Leaving every image behind, reproduce the records word for word.

[Interface dataset entries]
=======

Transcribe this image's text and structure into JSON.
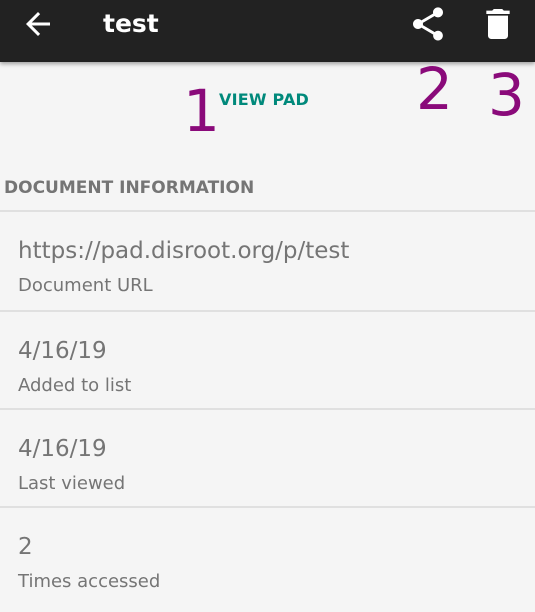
{
  "appbar": {
    "title": "test",
    "back_icon": "arrow-left-icon",
    "share_icon": "share-icon",
    "delete_icon": "trash-icon"
  },
  "annotations": [
    "1",
    "2",
    "3"
  ],
  "actions": {
    "view_pad_label": "VIEW PAD"
  },
  "document_info": {
    "header": "DOCUMENT INFORMATION",
    "items": [
      {
        "value": "https://pad.disroot.org/p/test",
        "label": "Document URL"
      },
      {
        "value": "4/16/19",
        "label": "Added to list"
      },
      {
        "value": "4/16/19",
        "label": "Last viewed"
      },
      {
        "value": "2",
        "label": "Times accessed"
      }
    ]
  },
  "colors": {
    "appbar": "#222222",
    "accent": "#00897b",
    "annotation": "#8a0a7a",
    "text_secondary": "#757575",
    "background": "#f5f5f5"
  }
}
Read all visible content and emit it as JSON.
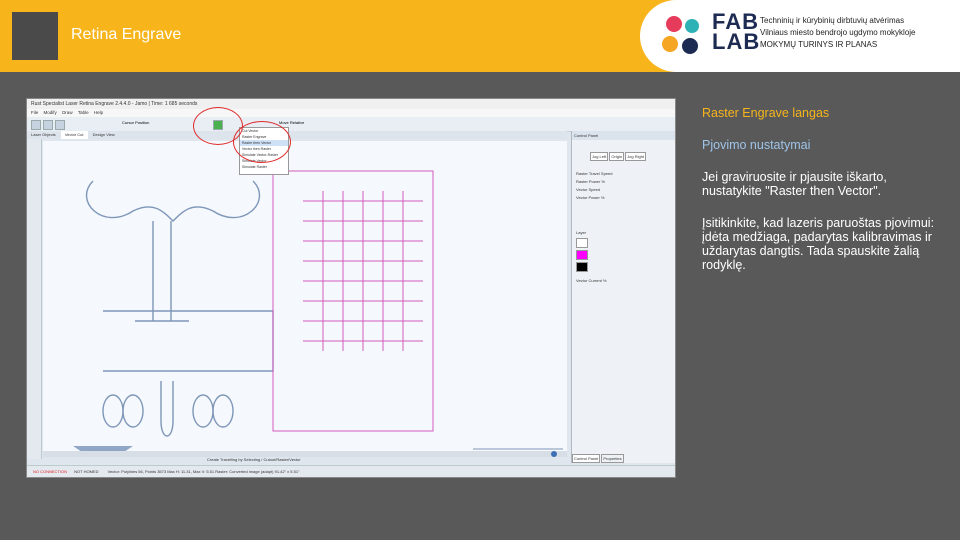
{
  "header": {
    "title": "Retina Engrave",
    "fab_logo_text": [
      "FAB",
      "LAB"
    ],
    "org_lines": [
      "Techninių ir kūrybinių dirbtuvių atvėrimas",
      "Vilniaus miesto bendrojo ugdymo mokykloje",
      "MOKYMŲ TURINYS IR PLANAS"
    ]
  },
  "screenshot": {
    "window_title": "Rust Specialist Laser Retina Engrave 2.4.4.0 - Jamo | Time: 1 685 seconds",
    "menu": [
      "File",
      "Modify",
      "Draw",
      "Table",
      "Help"
    ],
    "toolbar_labels": [
      "Cursor Position",
      "Move Relative"
    ],
    "tabs": [
      "Laser Objects",
      "Vector Cut",
      "Design View"
    ],
    "dropdown_items": [
      "Cut Vector",
      "Raster Engrave",
      "Raster then Vector",
      "Vector then Raster",
      "Simulate Vector-Raster",
      "Simulate Vector",
      "Simulate Raster"
    ],
    "dropdown_selected_index": 2,
    "panel": {
      "title": "Control Panel",
      "buttons": [
        "Jog Left",
        "Origin",
        "Jog Right"
      ],
      "labels": [
        "Raster Travel Speed",
        "Raster Power %",
        "Vector Speed",
        "Vector Power %",
        "Layer",
        "Vector Current %"
      ],
      "layer_colors": [
        "#ffffff",
        "#ff00ff",
        "#000000"
      ]
    },
    "statusbar": {
      "connection": "NO CONNECTION",
      "status": "NOT HOMED",
      "message": "Vector: Polylines 56, Points 3573 Max H: 11.31, Max V: 5.51  Raster: Converted image (adapt) 91.42\" x 5.51\""
    },
    "footer_hint": "Create Travelling by Selecting / Cutout/Raster/Vector",
    "panel_tabs": [
      "Control Panel",
      "Properties"
    ]
  },
  "notes": {
    "raster_heading": "Raster Engrave langas",
    "cut_heading": "Pjovimo nustatymai",
    "para1": "Jei graviruosite ir pjausite iškarto, nustatykite \"Raster then Vector\".",
    "para2": "Įsitikinkite, kad lazeris paruoštas pjovimui: įdėta medžiaga, padarytas kalibravimas ir uždarytas dangtis. Tada spauskite žalią rodyklę."
  }
}
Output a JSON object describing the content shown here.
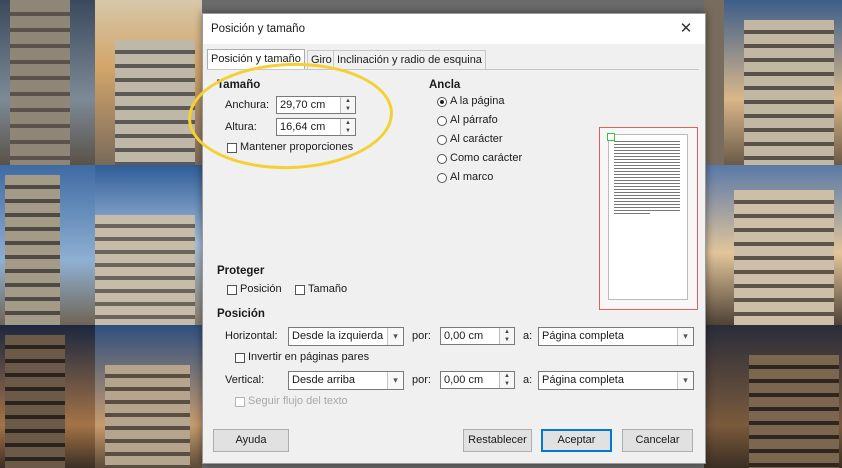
{
  "dialog": {
    "title": "Posición y tamaño",
    "close_glyph": "✕",
    "tabs": [
      {
        "label": "Posición y tamaño",
        "active": true
      },
      {
        "label": "Giro",
        "active": false
      },
      {
        "label": "Inclinación y radio de esquina",
        "active": false
      }
    ]
  },
  "size": {
    "header": "Tamaño",
    "width_label": "Anchura:",
    "width_value": "29,70 cm",
    "height_label": "Altura:",
    "height_value": "16,64 cm",
    "keep_ratio_label": "Mantener proporciones",
    "keep_ratio_checked": false
  },
  "anchor": {
    "header": "Ancla",
    "options": [
      {
        "label": "A la página",
        "selected": true
      },
      {
        "label": "Al párrafo",
        "selected": false
      },
      {
        "label": "Al carácter",
        "selected": false
      },
      {
        "label": "Como carácter",
        "selected": false
      },
      {
        "label": "Al marco",
        "selected": false
      }
    ]
  },
  "protect": {
    "header": "Proteger",
    "position_label": "Posición",
    "size_label": "Tamaño"
  },
  "position": {
    "header": "Posición",
    "horizontal_label": "Horizontal:",
    "horizontal_value": "Desde la izquierda",
    "by_label": "por:",
    "horizontal_by": "0,00 cm",
    "to_label": "a:",
    "horizontal_to": "Página completa",
    "mirror_label": "Invertir en páginas pares",
    "vertical_label": "Vertical:",
    "vertical_value": "Desde arriba",
    "vertical_by": "0,00 cm",
    "vertical_to": "Página completa",
    "follow_flow_label": "Seguir flujo del texto"
  },
  "buttons": {
    "help": "Ayuda",
    "reset": "Restablecer",
    "accept": "Aceptar",
    "cancel": "Cancelar"
  },
  "colors": {
    "highlight": "#f4d032",
    "preview_border": "#e06060",
    "accent": "#0078d7"
  }
}
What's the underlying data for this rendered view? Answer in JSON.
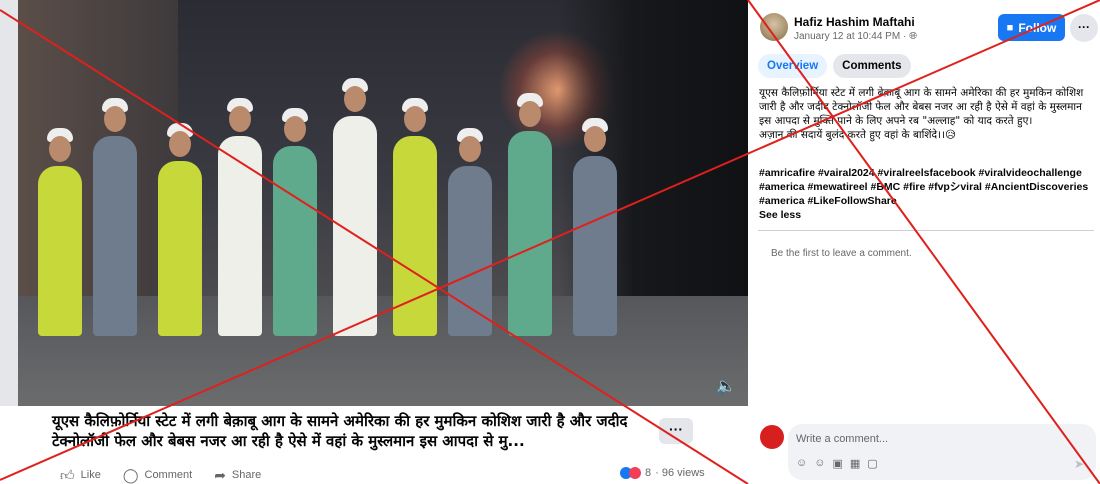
{
  "video": {
    "caption": "यूएस कैलिफ़ोर्निया स्टेट में लगी बेक़ाबू आग के सामने अमेरिका की हर मुमकिन कोशिश जारी है और जदीद टेक्नोलॉजी फेल और बेबस नजर आ रही है ऐसे में वहां के मुस्लमान इस आपदा से मु...",
    "more_label": "···",
    "volume_icon": "speaker-icon"
  },
  "actions": {
    "like_label": "Like",
    "comment_label": "Comment",
    "share_label": "Share"
  },
  "stats": {
    "reaction_count": "8",
    "views": "· 96 views"
  },
  "post": {
    "author": "Hafiz Hashim Maftahi",
    "timestamp": "January 12 at 10:44 PM ·",
    "follow_label": "Follow",
    "more_label": "···",
    "tabs": [
      {
        "label": "Overview"
      },
      {
        "label": "Comments"
      }
    ],
    "text_line1": "यूएस कैलिफ़ोर्निया स्टेट में लगी बेक़ाबू आग के सामने अमेरिका की हर मुमकिन कोशिश जारी है और जदीद टेक्नोलॉजी फेल और बेबस नजर आ रही है ऐसे में वहां के मुस्लमान इस आपदा से मुक्ति पाने के लिए अपने रब \"अल्लाह\" को याद करते हुए।",
    "text_line2": "अज़ान की सदायें बुलंद करते हुए वहां के बाशिंदे।।😥",
    "hashtags": "#amricafire #vairal2024 #viralreelsfacebook #viralvideochallenge #america #mewatireel #BMC #fire #fvpシviral #AncientDiscoveries #america #LikeFollowShare",
    "see_less": "See less",
    "first_comment": "Be the first to leave a comment.",
    "comment_placeholder": "Write a comment..."
  },
  "colors": {
    "accent": "#1877f2",
    "overlay_cross": "#e0201c"
  }
}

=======

▶ **Exercise result**:
Transcribe this image's text and structure into JSON.
{
  "appbar": {
    "title": "test",
    "back_icon": "arrow-left-icon",
    "share_icon": "share-icon",
    "delete_icon": "trash-icon"
  },
  "annotations": [
    "1",
    "2",
    "3"
  ],
  "actions": {
    "view_pad_label": "VIEW PAD"
  },
  "document_info": {
    "header": "DOCUMENT INFORMATION",
    "items": [
      {
        "value": "https://pad.disroot.org/p/test",
        "label": "Document URL"
      },
      {
        "value": "4/16/19",
        "label": "Added to list"
      },
      {
        "value": "4/16/19",
        "label": "Last viewed"
      },
      {
        "value": "2",
        "label": "Times accessed"
      }
    ]
  },
  "colors": {
    "appbar": "#222222",
    "accent": "#00897b",
    "annotation": "#8a0a7a",
    "text_secondary": "#757575",
    "background": "#f5f5f5"
  }
}
Read all visible content and emit it as JSON.
{
  "header": {
    "title": "Retina Engrave",
    "fab_logo_text": [
      "FAB",
      "LAB"
    ],
    "org_lines": [
      "Techninių ir kūrybinių dirbtuvių atvėrimas",
      "Vilniaus miesto bendrojo ugdymo mokykloje",
      "MOKYMŲ TURINYS IR PLANAS"
    ]
  },
  "screenshot": {
    "window_title": "Rust Specialist Laser Retina Engrave 2.4.4.0 - Jamo | Time: 1 685 seconds",
    "menu": [
      "File",
      "Modify",
      "Draw",
      "Table",
      "Help"
    ],
    "toolbar_labels": [
      "Cursor Position",
      "Move Relative"
    ],
    "tabs": [
      "Laser Objects",
      "Vector Cut",
      "Design View"
    ],
    "dropdown_items": [
      "Cut Vector",
      "Raster Engrave",
      "Raster then Vector",
      "Vector then Raster",
      "Simulate Vector-Raster",
      "Simulate Vector",
      "Simulate Raster"
    ],
    "dropdown_selected_index": 2,
    "panel": {
      "title": "Control Panel",
      "buttons": [
        "Jog Left",
        "Origin",
        "Jog Right"
      ],
      "labels": [
        "Raster Travel Speed",
        "Raster Power %",
        "Vector Speed",
        "Vector Power %",
        "Layer",
        "Vector Current %"
      ],
      "layer_colors": [
        "#ffffff",
        "#ff00ff",
        "#000000"
      ]
    },
    "statusbar": {
      "connection": "NO CONNECTION",
      "status": "NOT HOMED",
      "message": "Vector: Polylines 56, Points 3573 Max H: 11.31, Max V: 5.51  Raster: Converted image (adapt) 91.42\" x 5.51\""
    },
    "footer_hint": "Create Travelling by Selecting / Cutout/Raster/Vector",
    "panel_tabs": [
      "Control Panel",
      "Properties"
    ]
  },
  "notes": {
    "raster_heading": "Raster Engrave langas",
    "cut_heading": "Pjovimo nustatymai",
    "para1": "Jei graviruosite ir pjausite iškarto, nustatykite \"Raster then Vector\".",
    "para2": "Įsitikinkite, kad lazeris paruoštas pjovimui: įdėta medžiaga, padarytas kalibravimas ir uždarytas dangtis. Tada spauskite žalią rodyklę."
  }
}
Output a JSON object describing the content shown here.
{
  "dialog": {
    "title": "Posición y tamaño",
    "close_glyph": "✕",
    "tabs": [
      {
        "label": "Posición y tamaño",
        "active": true
      },
      {
        "label": "Giro",
        "active": false
      },
      {
        "label": "Inclinación y radio de esquina",
        "active": false
      }
    ]
  },
  "size": {
    "header": "Tamaño",
    "width_label": "Anchura:",
    "width_value": "29,70 cm",
    "height_label": "Altura:",
    "height_value": "16,64 cm",
    "keep_ratio_label": "Mantener proporciones",
    "keep_ratio_checked": false
  },
  "anchor": {
    "header": "Ancla",
    "options": [
      {
        "label": "A la página",
        "selected": true
      },
      {
        "label": "Al párrafo",
        "selected": false
      },
      {
        "label": "Al carácter",
        "selected": false
      },
      {
        "label": "Como carácter",
        "selected": false
      },
      {
        "label": "Al marco",
        "selected": false
      }
    ]
  },
  "protect": {
    "header": "Proteger",
    "position_label": "Posición",
    "size_label": "Tamaño"
  },
  "position": {
    "header": "Posición",
    "horizontal_label": "Horizontal:",
    "horizontal_value": "Desde la izquierda",
    "by_label": "por:",
    "horizontal_by": "0,00 cm",
    "to_label": "a:",
    "horizontal_to": "Página completa",
    "mirror_label": "Invertir en páginas pares",
    "vertical_label": "Vertical:",
    "vertical_value": "Desde arriba",
    "vertical_by": "0,00 cm",
    "vertical_to": "Página completa",
    "follow_flow_label": "Seguir flujo del texto"
  },
  "buttons": {
    "help": "Ayuda",
    "reset": "Restablecer",
    "accept": "Aceptar",
    "cancel": "Cancelar"
  },
  "colors": {
    "highlight": "#f4d032",
    "preview_border": "#e06060",
    "accent": "#0078d7"
  }
}
What's the underlying data for this rendered view? Answer in JSON.
{
  "video": {
    "caption": "यूएस कैलिफ़ोर्निया स्टेट में लगी बेक़ाबू आग के सामने अमेरिका की हर मुमकिन कोशिश जारी है और जदीद टेक्नोलॉजी फेल और बेबस नजर आ रही है ऐसे में वहां के मुस्लमान इस आपदा से मु...",
    "more_label": "···",
    "volume_icon": "speaker-icon"
  },
  "actions": {
    "like_label": "Like",
    "comment_label": "Comment",
    "share_label": "Share"
  },
  "stats": {
    "reaction_count": "8",
    "views": "· 96 views"
  },
  "post": {
    "author": "Hafiz Hashim Maftahi",
    "timestamp": "January 12 at 10:44 PM ·",
    "follow_label": "Follow",
    "more_label": "···",
    "tabs": [
      {
        "label": "Overview"
      },
      {
        "label": "Comments"
      }
    ],
    "text_line1": "यूएस कैलिफ़ोर्निया स्टेट में लगी बेक़ाबू आग के सामने अमेरिका की हर मुमकिन कोशिश जारी है और जदीद टेक्नोलॉजी फेल और बेबस नजर आ रही है ऐसे में वहां के मुस्लमान इस आपदा से मुक्ति पाने के लिए अपने रब \"अल्लाह\" को याद करते हुए।",
    "text_line2": "अज़ान की सदायें बुलंद करते हुए वहां के बाशिंदे।।😥",
    "hashtags": "#amricafire #vairal2024 #viralreelsfacebook #viralvideochallenge #america #mewatireel #BMC #fire #fvpシviral #AncientDiscoveries #america #LikeFollowShare",
    "see_less": "See less",
    "first_comment": "Be the first to leave a comment.",
    "comment_placeholder": "Write a comment..."
  },
  "colors": {
    "accent": "#1877f2",
    "overlay_cross": "#e0201c"
  }
}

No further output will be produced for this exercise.